One consequence of repatriation, it seems, is that fewer people will see the statue. The Getty Villa receives more than 400,000 visitors a year; the Aidone museum is used to about 10,000. Tourism officials note that a Unesco Heritage Site 20 minutes away, the fourth-century Villa Romana del Casale outside Piazza Armerina, attracts nearly 500,000 tourists a year. There are plans to draw some of them to Aidone, but there is also a recognition that the town’s museum, a 17th-century former Capuchin monastery, accommodates only 140 people at a time. Officials plan to expand the museum and say they are improving the road between Aidone and Piazza Armerina.

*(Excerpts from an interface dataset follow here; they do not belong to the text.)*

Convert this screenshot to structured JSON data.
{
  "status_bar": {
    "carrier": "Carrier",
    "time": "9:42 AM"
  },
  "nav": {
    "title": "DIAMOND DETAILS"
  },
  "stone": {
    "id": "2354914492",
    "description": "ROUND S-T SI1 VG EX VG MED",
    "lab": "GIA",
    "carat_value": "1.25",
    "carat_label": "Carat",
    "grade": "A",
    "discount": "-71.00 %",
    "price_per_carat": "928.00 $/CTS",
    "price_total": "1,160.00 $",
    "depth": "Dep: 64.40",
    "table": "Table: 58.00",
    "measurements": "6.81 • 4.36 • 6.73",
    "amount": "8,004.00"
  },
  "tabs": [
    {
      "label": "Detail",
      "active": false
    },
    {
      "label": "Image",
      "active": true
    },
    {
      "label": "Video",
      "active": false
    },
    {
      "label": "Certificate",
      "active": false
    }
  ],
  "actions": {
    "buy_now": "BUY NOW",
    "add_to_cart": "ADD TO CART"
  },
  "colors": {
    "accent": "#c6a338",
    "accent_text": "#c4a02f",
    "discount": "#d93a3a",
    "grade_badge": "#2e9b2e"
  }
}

Former Italian Culture Minister Francesco Rutelli says the statue’s ultimate fate rests with the people of Aidone. “If they are good enough to make better roads, restaurants,” says Rutelli, now a senator, “they have a chance to become one of the most beautiful, small and delicate cultural districts in the Mediterranean.”
After the statue’s debut, monthly museum attendance shot up tenfold. Across the town square, a gift shop was selling ashtrays, plates and other knickknacks bearing an image of the statue. Banners and T-shirts bore both a stylized version of it along with the logo of the Banco di Sicilia.
Back in the United States, I wondered what Renzo Canavesi would think of the homecoming. In one last stab at closing out the statue’s new mythology, I hunted down his telephone number and asked an Italian friend to place a call. Would he be willing to talk?
“I’m sorry, but I have nothing to say,” he answered politely. “I’m hanging up now.”
Ralph Frammolino is the co-author, with Jason Felch, of Chasing Aphrodite: The Hunt for Looted Antiquities at the World’s Richest Museum. Photographer Francesco Lastrucci is based in Florence, New York City and Hong Kong.